**DATA SUPPLIED:**

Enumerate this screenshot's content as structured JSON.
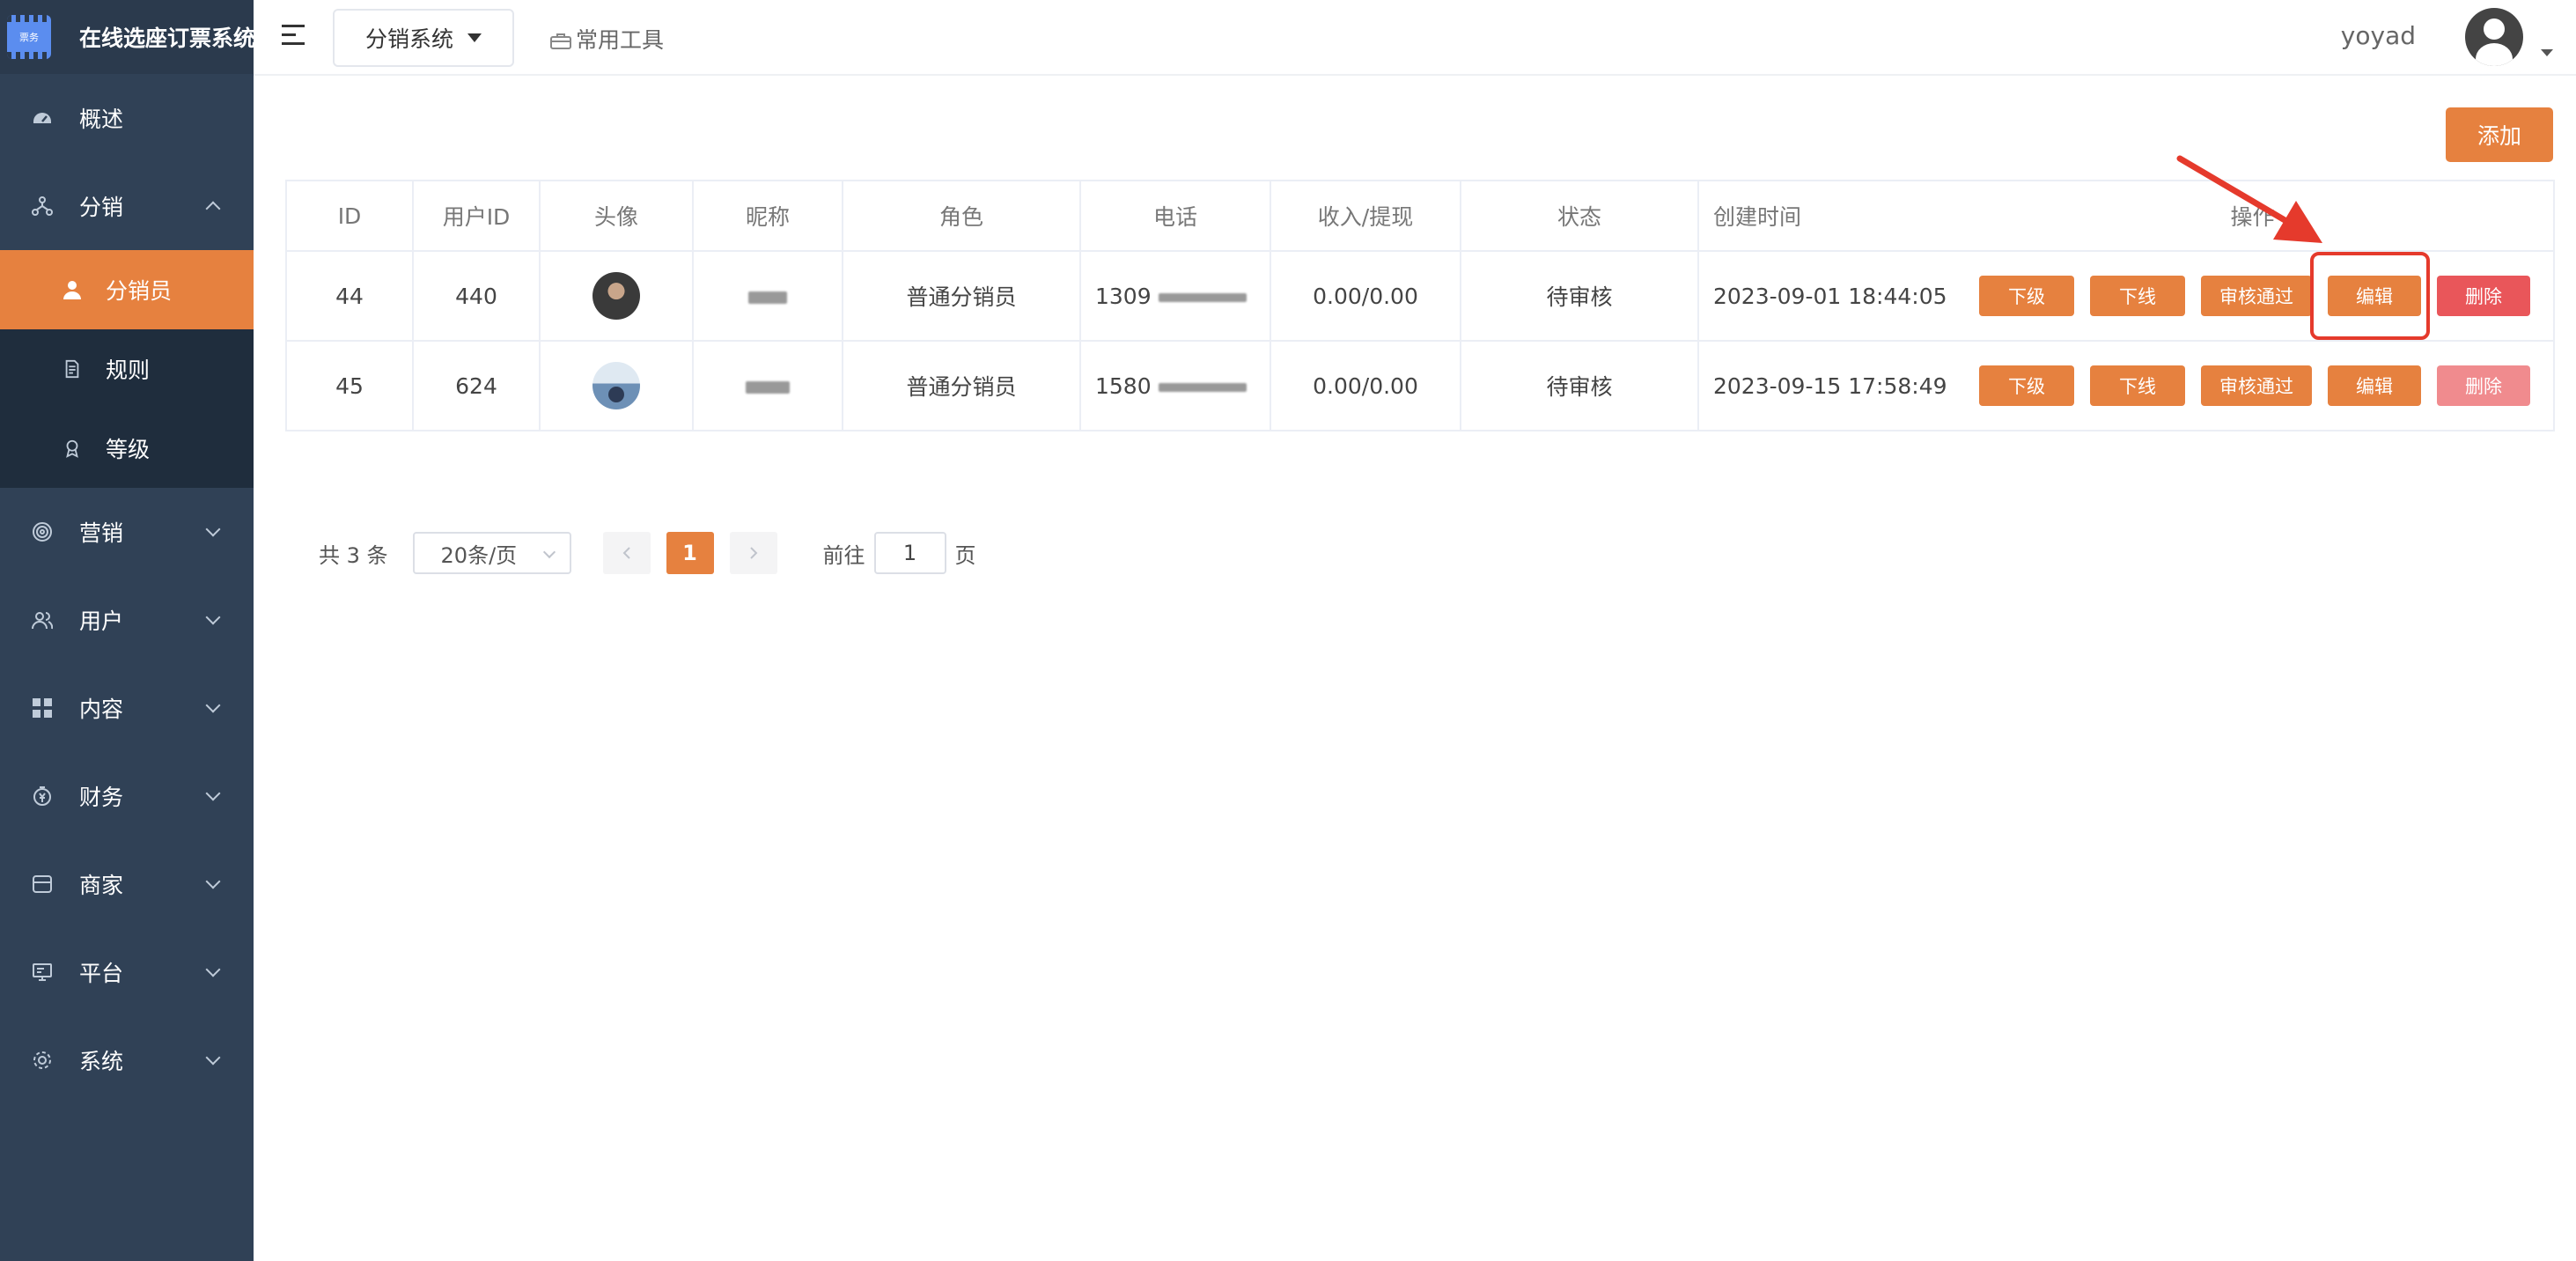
{
  "app": {
    "title": "在线选座订票系统",
    "logo_text": "票务"
  },
  "sidebar": {
    "items": [
      {
        "label": "概述",
        "icon": "dashboard-icon"
      },
      {
        "label": "分销",
        "icon": "network-icon",
        "expanded": true,
        "children": [
          {
            "label": "分销员",
            "icon": "user-icon",
            "active": true
          },
          {
            "label": "规则",
            "icon": "document-icon"
          },
          {
            "label": "等级",
            "icon": "badge-icon"
          }
        ]
      },
      {
        "label": "营销",
        "icon": "target-icon"
      },
      {
        "label": "用户",
        "icon": "users-icon"
      },
      {
        "label": "内容",
        "icon": "grid-icon"
      },
      {
        "label": "财务",
        "icon": "money-icon"
      },
      {
        "label": "商家",
        "icon": "shop-icon"
      },
      {
        "label": "平台",
        "icon": "monitor-icon"
      },
      {
        "label": "系统",
        "icon": "gear-icon"
      }
    ]
  },
  "header": {
    "system_select": "分销系统",
    "tools_label": "常用工具",
    "username": "yoyad"
  },
  "main": {
    "add_label": "添加",
    "columns": [
      "ID",
      "用户ID",
      "头像",
      "昵称",
      "角色",
      "电话",
      "收入/提现",
      "状态",
      "创建时间",
      "操作"
    ],
    "rows": [
      {
        "id": "44",
        "user_id": "440",
        "nickname": "",
        "role": "普通分销员",
        "phone": "1309",
        "income": "0.00/0.00",
        "status": "待审核",
        "created": "2023-09-01 18:44:05"
      },
      {
        "id": "45",
        "user_id": "624",
        "nickname": "",
        "role": "普通分销员",
        "phone": "1580",
        "income": "0.00/0.00",
        "status": "待审核",
        "created": "2023-09-15 17:58:49"
      }
    ],
    "actions": {
      "subordinate": "下级",
      "offline": "下线",
      "approve": "审核通过",
      "edit": "编辑",
      "delete": "删除"
    }
  },
  "pagination": {
    "total": "共 3 条",
    "page_size": "20条/页",
    "current_page": "1",
    "goto_prefix": "前往",
    "goto_value": "1",
    "goto_suffix": "页"
  },
  "colors": {
    "accent": "#e6813f",
    "danger": "#e9565a",
    "sidebar_bg": "#304156",
    "annotation": "#e53a2c"
  }
}
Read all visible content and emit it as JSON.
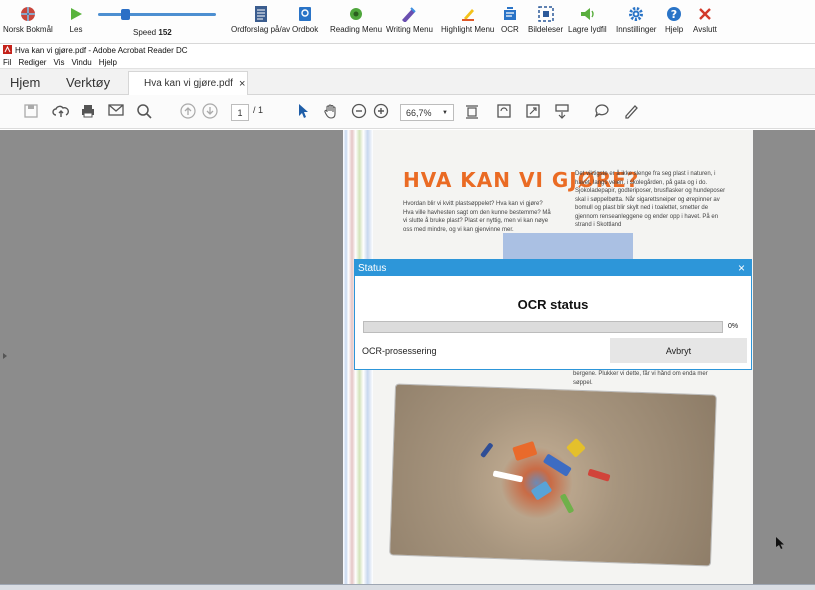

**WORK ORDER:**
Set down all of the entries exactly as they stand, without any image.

**ANSWER TO THE PROBLEM:**
Enumerate this screenshot's content as structured JSON.
{
  "app": {
    "title": "在线选座订票系统",
    "logo_text": "票务"
  },
  "sidebar": {
    "items": [
      {
        "label": "概述",
        "icon": "dashboard-icon"
      },
      {
        "label": "分销",
        "icon": "network-icon",
        "expanded": true,
        "children": [
          {
            "label": "分销员",
            "icon": "user-icon",
            "active": true
          },
          {
            "label": "规则",
            "icon": "document-icon"
          },
          {
            "label": "等级",
            "icon": "badge-icon"
          }
        ]
      },
      {
        "label": "营销",
        "icon": "target-icon"
      },
      {
        "label": "用户",
        "icon": "users-icon"
      },
      {
        "label": "内容",
        "icon": "grid-icon"
      },
      {
        "label": "财务",
        "icon": "money-icon"
      },
      {
        "label": "商家",
        "icon": "shop-icon"
      },
      {
        "label": "平台",
        "icon": "monitor-icon"
      },
      {
        "label": "系统",
        "icon": "gear-icon"
      }
    ]
  },
  "header": {
    "system_select": "分销系统",
    "tools_label": "常用工具",
    "username": "yoyad"
  },
  "main": {
    "add_label": "添加",
    "columns": [
      "ID",
      "用户ID",
      "头像",
      "昵称",
      "角色",
      "电话",
      "收入/提现",
      "状态",
      "创建时间",
      "操作"
    ],
    "rows": [
      {
        "id": "44",
        "user_id": "440",
        "nickname": "",
        "role": "普通分销员",
        "phone": "1309",
        "income": "0.00/0.00",
        "status": "待审核",
        "created": "2023-09-01 18:44:05"
      },
      {
        "id": "45",
        "user_id": "624",
        "nickname": "",
        "role": "普通分销员",
        "phone": "1580",
        "income": "0.00/0.00",
        "status": "待审核",
        "created": "2023-09-15 17:58:49"
      }
    ],
    "actions": {
      "subordinate": "下级",
      "offline": "下线",
      "approve": "审核通过",
      "edit": "编辑",
      "delete": "删除"
    }
  },
  "pagination": {
    "total": "共 3 条",
    "page_size": "20条/页",
    "current_page": "1",
    "goto_prefix": "前往",
    "goto_value": "1",
    "goto_suffix": "页"
  },
  "colors": {
    "accent": "#e6813f",
    "danger": "#e9565a",
    "sidebar_bg": "#304156",
    "annotation": "#e53a2c"
  }
}
Read all visible content and emit it as JSON.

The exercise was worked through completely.